>>>
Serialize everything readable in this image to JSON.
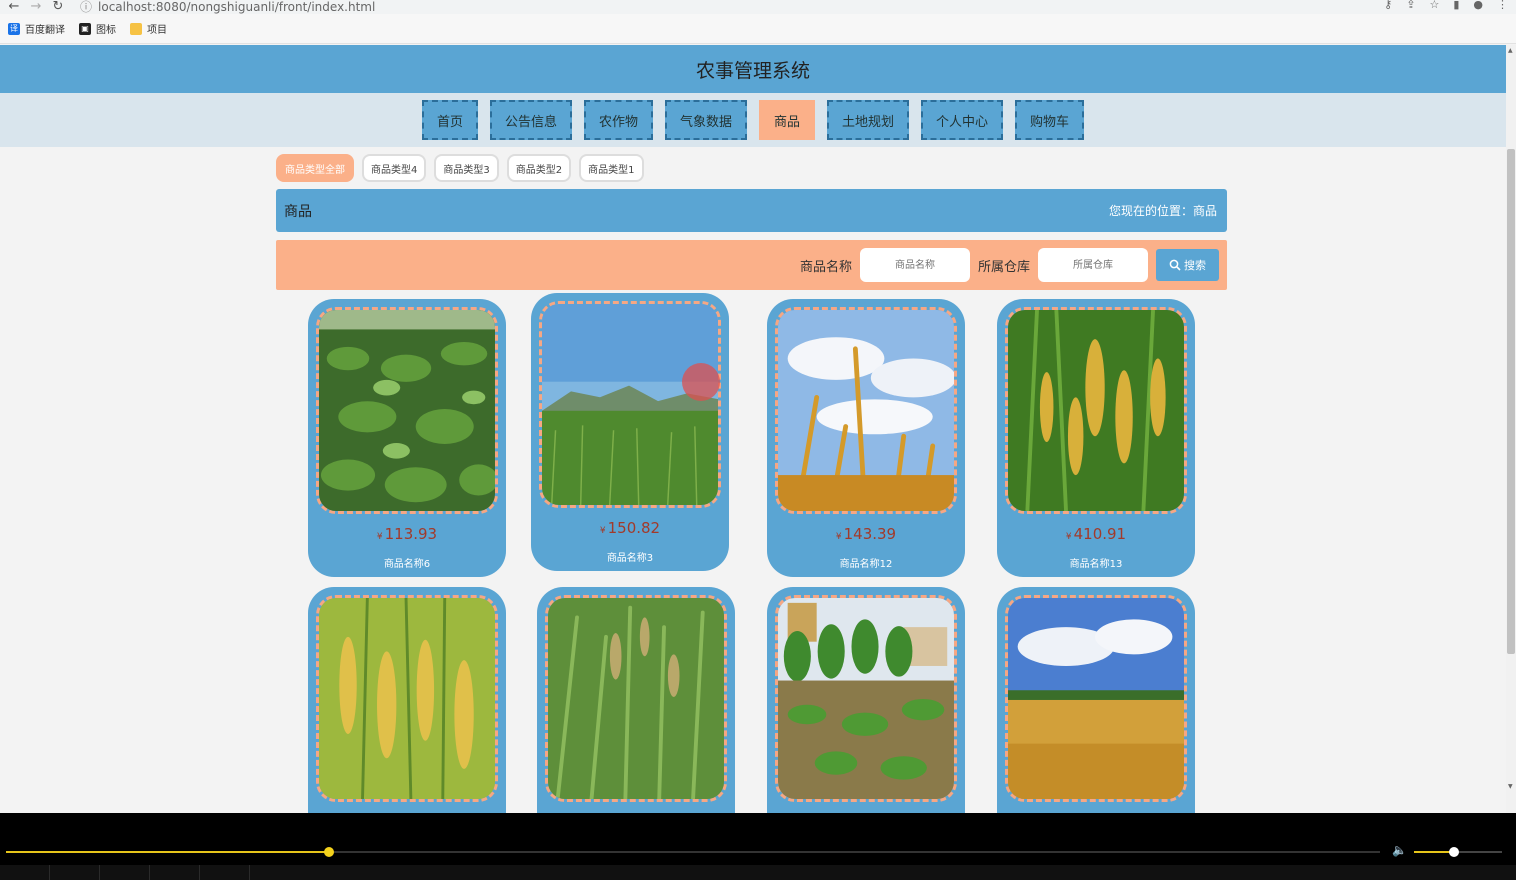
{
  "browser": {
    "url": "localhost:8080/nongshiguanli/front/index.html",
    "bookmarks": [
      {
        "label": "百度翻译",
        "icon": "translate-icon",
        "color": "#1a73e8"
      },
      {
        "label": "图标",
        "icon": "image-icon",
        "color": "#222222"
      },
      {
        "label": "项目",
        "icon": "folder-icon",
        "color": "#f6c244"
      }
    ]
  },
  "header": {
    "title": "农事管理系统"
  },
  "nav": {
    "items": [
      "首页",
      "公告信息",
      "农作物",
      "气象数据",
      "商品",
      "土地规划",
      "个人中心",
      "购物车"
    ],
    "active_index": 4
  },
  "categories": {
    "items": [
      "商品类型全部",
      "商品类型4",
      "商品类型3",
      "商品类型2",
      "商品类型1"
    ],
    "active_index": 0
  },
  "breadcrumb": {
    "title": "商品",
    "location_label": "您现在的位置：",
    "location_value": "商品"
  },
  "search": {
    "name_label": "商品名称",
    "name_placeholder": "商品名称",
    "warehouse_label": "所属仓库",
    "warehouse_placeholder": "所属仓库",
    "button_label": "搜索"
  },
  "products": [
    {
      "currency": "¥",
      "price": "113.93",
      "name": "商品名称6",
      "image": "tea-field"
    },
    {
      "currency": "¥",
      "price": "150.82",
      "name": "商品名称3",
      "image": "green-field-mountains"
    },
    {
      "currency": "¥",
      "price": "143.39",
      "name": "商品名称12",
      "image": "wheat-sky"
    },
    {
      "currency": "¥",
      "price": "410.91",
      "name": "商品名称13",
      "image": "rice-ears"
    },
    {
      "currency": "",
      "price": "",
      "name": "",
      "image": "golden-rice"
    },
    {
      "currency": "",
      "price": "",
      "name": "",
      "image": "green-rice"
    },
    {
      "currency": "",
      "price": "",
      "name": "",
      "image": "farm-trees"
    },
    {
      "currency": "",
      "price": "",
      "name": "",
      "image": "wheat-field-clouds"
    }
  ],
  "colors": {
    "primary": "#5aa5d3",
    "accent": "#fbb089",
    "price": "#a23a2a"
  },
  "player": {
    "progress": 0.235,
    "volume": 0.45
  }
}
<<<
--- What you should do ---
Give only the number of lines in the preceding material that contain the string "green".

--- Result ---
2